The last tidbit that I found interesting was the devotion of content dedicated to the revolution that MySpace was having in social media and barely a sentence on Facebook.  Oh how things have changed since 2006.  Does anyone use MySpace?  It goes to show that technology, services, products and mindsets change regularly.  Change is constant and consistent.  Change is here to stay.  Library 2.0 tells us to embrace change, change regularly and with a purpose.  Convincing staff to change established processes is a difficult matter.

-Gerald Rezes


Finished Ulysses

I finished listening to James Joyce’s Ulysses.  I am not a book critic but I can give you my impressions of the book.  It is long and rambling at times brilliant and other times strange 51nQaLjA0zL._BO2,204,203,200_PIsitb-sticker-arrow-click,TopRight,35,-76_AA300_SH20_OU01_and difficult to follow.  I can see why this novel is considered a modern classic with the way Joyce uses different writing styles throughout the book to relate a 24-hour narrative.  There are several passages that I liked but it is difficult to concisely say what those passages are.  The critics, especially of the time, objected to the sexual content in the Nausicaä episode but I found the last episode, Penelope, detailing Molly Bloom’s thoughts to me more obscene.  I also have a hard time thinking that James Joyce knows what is going on inside a woman’s head enough to give a detailed description whereas it is more like a man’s fantasy of what women are thinking.  At least that is my two cents.

The voice acting of this audio book is excellent.  I was easily transported to the novel’s time period and the narration allowed me to engaged with the character uniquely.  The Librivox version of this book was too distracting given that different people voiced different episodes.

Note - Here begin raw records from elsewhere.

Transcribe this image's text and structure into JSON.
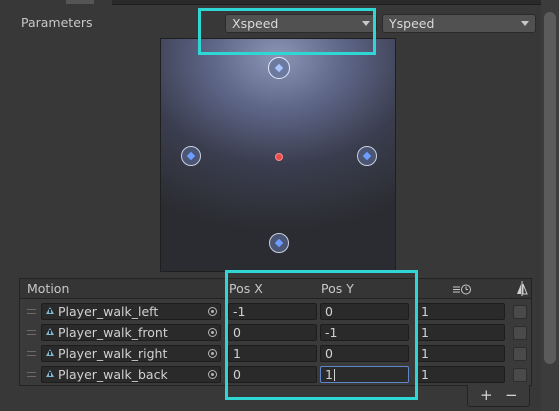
{
  "parameters": {
    "label": "Parameters",
    "x_param": "Xspeed",
    "y_param": "Yspeed"
  },
  "motion_list": {
    "header": {
      "motion": "Motion",
      "pos_x": "Pos X",
      "pos_y": "Pos Y"
    },
    "rows": [
      {
        "motion": "Player_walk_left",
        "pos_x": "-1",
        "pos_y": "0",
        "speed": "1",
        "mirror": false
      },
      {
        "motion": "Player_walk_front",
        "pos_x": "0",
        "pos_y": "-1",
        "speed": "1",
        "mirror": false
      },
      {
        "motion": "Player_walk_right",
        "pos_x": "1",
        "pos_y": "0",
        "speed": "1",
        "mirror": false
      },
      {
        "motion": "Player_walk_back",
        "pos_x": "0",
        "pos_y": "1",
        "speed": "1",
        "mirror": false
      }
    ],
    "add_label": "+",
    "remove_label": "−"
  },
  "icons": {
    "time_scale": "time-scale-icon",
    "mirror": "mirror-icon",
    "animation_clip": "animation-clip-icon",
    "object_picker": "object-picker-icon"
  },
  "colors": {
    "highlight": "#2fd6d4",
    "center_marker": "#e84c4c"
  }
}
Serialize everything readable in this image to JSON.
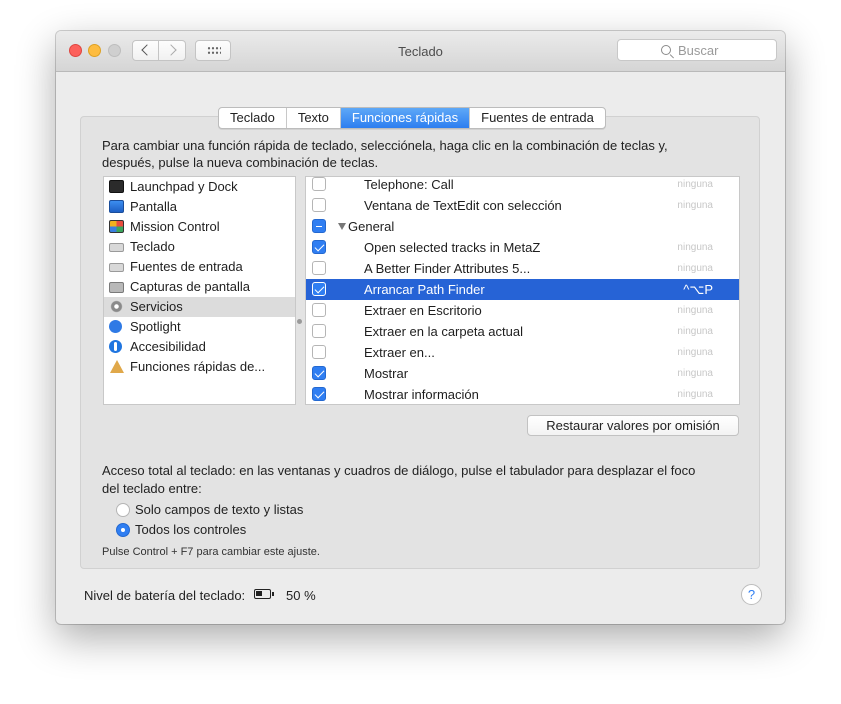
{
  "window": {
    "title": "Teclado"
  },
  "toolbar": {
    "search_placeholder": "Buscar"
  },
  "tabs": [
    {
      "label": "Teclado",
      "selected": false
    },
    {
      "label": "Texto",
      "selected": false
    },
    {
      "label": "Funciones rápidas",
      "selected": true
    },
    {
      "label": "Fuentes de entrada",
      "selected": false
    }
  ],
  "intro_line1": "Para cambiar una función rápida de teclado, selecciónela, haga clic en la combinación de teclas y,",
  "intro_line2": "después, pulse la nueva combinación de teclas.",
  "categories": [
    {
      "label": "Launchpad y Dock",
      "icon": "launchpad-icon",
      "selected": false
    },
    {
      "label": "Pantalla",
      "icon": "display-icon",
      "selected": false
    },
    {
      "label": "Mission Control",
      "icon": "mission-control-icon",
      "selected": false
    },
    {
      "label": "Teclado",
      "icon": "keyboard-icon",
      "selected": false
    },
    {
      "label": "Fuentes de entrada",
      "icon": "keyboard-icon",
      "selected": false
    },
    {
      "label": "Capturas de pantalla",
      "icon": "camera-icon",
      "selected": false
    },
    {
      "label": "Servicios",
      "icon": "gear-icon",
      "selected": true
    },
    {
      "label": "Spotlight",
      "icon": "spotlight-icon",
      "selected": false
    },
    {
      "label": "Accesibilidad",
      "icon": "accessibility-icon",
      "selected": false
    },
    {
      "label": "Funciones rápidas de...",
      "icon": "app-shortcuts-icon",
      "selected": false
    }
  ],
  "shortcuts": [
    {
      "label": "Telephone: Call",
      "shortcut": "ninguna",
      "state": "off",
      "group": false,
      "selected": false
    },
    {
      "label": "Ventana de TextEdit con selección",
      "shortcut": "ninguna",
      "state": "off",
      "group": false,
      "selected": false
    },
    {
      "label": "General",
      "shortcut": "",
      "state": "mixed",
      "group": true,
      "selected": false
    },
    {
      "label": "Open selected tracks in MetaZ",
      "shortcut": "ninguna",
      "state": "on",
      "group": false,
      "selected": false
    },
    {
      "label": "A Better Finder Attributes 5...",
      "shortcut": "ninguna",
      "state": "off",
      "group": false,
      "selected": false
    },
    {
      "label": "Arrancar Path Finder",
      "shortcut": "^⌥P",
      "state": "on",
      "group": false,
      "selected": true
    },
    {
      "label": "Extraer en Escritorio",
      "shortcut": "ninguna",
      "state": "off",
      "group": false,
      "selected": false
    },
    {
      "label": "Extraer en la carpeta actual",
      "shortcut": "ninguna",
      "state": "off",
      "group": false,
      "selected": false
    },
    {
      "label": "Extraer en...",
      "shortcut": "ninguna",
      "state": "off",
      "group": false,
      "selected": false
    },
    {
      "label": "Mostrar",
      "shortcut": "ninguna",
      "state": "on",
      "group": false,
      "selected": false
    },
    {
      "label": "Mostrar información",
      "shortcut": "ninguna",
      "state": "on",
      "group": false,
      "selected": false
    }
  ],
  "restore_button": "Restaurar valores por omisión",
  "access_line1": "Acceso total al teclado: en las ventanas y cuadros de diálogo, pulse el tabulador para desplazar el foco",
  "access_line2": "del teclado entre:",
  "radio_options": [
    {
      "label": "Solo campos de texto y listas",
      "selected": false
    },
    {
      "label": "Todos los controles",
      "selected": true
    }
  ],
  "hint": "Pulse Control + F7 para cambiar este ajuste.",
  "battery": {
    "label": "Nivel de batería del teclado:",
    "value": "50 %",
    "level": 0.5
  },
  "help_label": "?"
}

Next on the reading list, “At the Mountains of Madness” by H.P. Lovecraft.  I never read Lovecraft before although he has inspired countless movies and stories of our time.

On my way to Work with Ulysses

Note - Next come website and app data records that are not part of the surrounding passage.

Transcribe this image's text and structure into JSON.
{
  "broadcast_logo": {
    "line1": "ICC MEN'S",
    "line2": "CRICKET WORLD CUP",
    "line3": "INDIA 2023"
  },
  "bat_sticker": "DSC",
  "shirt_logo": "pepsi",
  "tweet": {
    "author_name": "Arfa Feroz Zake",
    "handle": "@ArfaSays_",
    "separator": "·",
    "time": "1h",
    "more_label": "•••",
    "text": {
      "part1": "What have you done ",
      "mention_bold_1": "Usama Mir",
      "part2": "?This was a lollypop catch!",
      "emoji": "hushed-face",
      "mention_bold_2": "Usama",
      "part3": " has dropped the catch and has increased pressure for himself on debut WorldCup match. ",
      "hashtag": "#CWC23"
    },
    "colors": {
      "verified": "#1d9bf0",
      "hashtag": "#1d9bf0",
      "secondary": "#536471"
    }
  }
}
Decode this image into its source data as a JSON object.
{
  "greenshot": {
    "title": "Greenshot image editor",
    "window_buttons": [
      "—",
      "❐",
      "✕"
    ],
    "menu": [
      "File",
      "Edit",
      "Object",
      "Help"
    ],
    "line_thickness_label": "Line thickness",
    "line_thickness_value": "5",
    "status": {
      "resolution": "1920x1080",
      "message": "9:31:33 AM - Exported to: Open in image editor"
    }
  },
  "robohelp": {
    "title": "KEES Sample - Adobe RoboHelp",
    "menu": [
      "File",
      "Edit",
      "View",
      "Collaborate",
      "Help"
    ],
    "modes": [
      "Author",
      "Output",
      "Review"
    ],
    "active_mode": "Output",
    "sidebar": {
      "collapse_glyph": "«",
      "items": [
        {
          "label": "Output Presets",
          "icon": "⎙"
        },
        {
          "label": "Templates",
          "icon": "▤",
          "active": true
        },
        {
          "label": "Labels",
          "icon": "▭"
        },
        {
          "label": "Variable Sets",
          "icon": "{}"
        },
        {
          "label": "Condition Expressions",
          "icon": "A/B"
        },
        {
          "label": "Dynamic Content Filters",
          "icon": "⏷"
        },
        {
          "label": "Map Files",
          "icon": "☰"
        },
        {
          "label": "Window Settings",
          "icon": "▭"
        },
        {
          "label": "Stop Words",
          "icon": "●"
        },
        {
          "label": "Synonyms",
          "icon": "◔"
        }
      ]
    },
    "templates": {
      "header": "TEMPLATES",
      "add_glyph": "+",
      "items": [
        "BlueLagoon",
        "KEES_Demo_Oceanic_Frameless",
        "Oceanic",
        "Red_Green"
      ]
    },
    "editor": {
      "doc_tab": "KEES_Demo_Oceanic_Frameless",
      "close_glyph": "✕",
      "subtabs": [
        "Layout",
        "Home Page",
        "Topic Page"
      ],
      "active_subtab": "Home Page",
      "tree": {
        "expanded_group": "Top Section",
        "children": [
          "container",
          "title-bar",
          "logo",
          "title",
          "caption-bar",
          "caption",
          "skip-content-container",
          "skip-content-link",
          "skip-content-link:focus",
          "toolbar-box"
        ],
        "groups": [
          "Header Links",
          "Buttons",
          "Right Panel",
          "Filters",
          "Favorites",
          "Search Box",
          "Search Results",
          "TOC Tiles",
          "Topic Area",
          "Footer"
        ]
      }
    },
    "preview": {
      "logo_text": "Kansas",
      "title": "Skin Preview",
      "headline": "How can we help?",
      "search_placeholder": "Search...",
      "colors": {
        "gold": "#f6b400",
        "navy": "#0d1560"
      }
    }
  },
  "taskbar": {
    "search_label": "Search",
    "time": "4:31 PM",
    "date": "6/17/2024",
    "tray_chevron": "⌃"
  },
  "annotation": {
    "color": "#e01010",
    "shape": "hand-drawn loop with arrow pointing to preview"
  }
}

I like to listen to audiobooks on the way to work and back since most of my regular reading is devoted to reading for class.  I love as a source of public domain material performed by volunteers.  I recommend listening to “Moby Dick” from Librivox and Frankenstein but,  I could not get into Jame Joyce’s “Ulysses.”  The recording was purposely done in a less than normal manner such as allowing street noises which to me was a distraction

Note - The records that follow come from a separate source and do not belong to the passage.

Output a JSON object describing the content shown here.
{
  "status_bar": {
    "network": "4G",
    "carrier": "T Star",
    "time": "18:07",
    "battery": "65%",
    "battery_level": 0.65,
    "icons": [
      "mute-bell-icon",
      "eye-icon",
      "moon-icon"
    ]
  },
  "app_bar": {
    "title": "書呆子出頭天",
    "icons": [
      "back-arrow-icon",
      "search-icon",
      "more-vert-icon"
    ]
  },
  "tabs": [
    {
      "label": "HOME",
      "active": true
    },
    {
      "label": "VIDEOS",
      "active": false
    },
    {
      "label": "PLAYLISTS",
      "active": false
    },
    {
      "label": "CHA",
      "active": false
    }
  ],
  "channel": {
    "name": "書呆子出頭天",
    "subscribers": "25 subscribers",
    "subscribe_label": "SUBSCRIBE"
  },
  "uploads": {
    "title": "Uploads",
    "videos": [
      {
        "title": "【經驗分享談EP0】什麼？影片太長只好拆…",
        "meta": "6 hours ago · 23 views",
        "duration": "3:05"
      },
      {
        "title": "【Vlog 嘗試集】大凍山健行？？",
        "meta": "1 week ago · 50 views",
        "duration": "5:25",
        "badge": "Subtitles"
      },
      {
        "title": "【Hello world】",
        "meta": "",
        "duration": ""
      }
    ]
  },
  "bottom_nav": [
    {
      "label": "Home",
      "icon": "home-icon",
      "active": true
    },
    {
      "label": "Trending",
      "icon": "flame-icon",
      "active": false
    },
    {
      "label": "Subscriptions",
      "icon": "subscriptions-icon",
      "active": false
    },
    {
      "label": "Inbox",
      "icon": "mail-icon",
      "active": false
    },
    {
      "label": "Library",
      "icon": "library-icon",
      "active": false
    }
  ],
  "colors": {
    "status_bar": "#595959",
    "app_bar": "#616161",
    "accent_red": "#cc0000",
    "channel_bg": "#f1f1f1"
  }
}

Thanks to a free, two book trial, from, I downloaded a professional recording of Ulysses and it is superior.  The voice acting is done well and the audio is clear.

I’ve only gotten up the 4th chapter so far.  There is over 22 hours of audio in this book.  That’s like listening to The Bible on CD, which I have.  So far it is an interesting read.  The noted “stream of consciences” passages are a bit difficult to keep in mind while driving though.

Why Ulysses? It is generally recognized as one of the most important books of the 20th Century.  So, I thought I should read it as I am trying to catch up on the other Classics too.

Taking Notes

Image  This semester for LIB200, Dr. Ron has us taking notes for all the reading.  I think the concept of taking notes is a good idea based on the premise that we forget what we read and writing it down is a way to help remember.  What I don’t like is that it take more time not only to read the book but to write down a shorted summary too.

   I have been trying out different ways to speed up this process.  First I tried reading a passage and write the notes, thoroughly in a Word document.  That took a lot of time.  Next I tried reading more of the chapter and writing down the notes.  Again, because of my through nature, this took time.

   I am now trying Evernote again.  I created an account a year or so ago but I never really got into the whole note taking syncing. Now I have more of an incentive to work with Evernote.  I have an iPad to take notes on while I am reading a passage.  Then I can sync to my desktop and copy-n-paste the notes into a Word document.  I think this will help to reduce the time it takes to take notes.  I hope.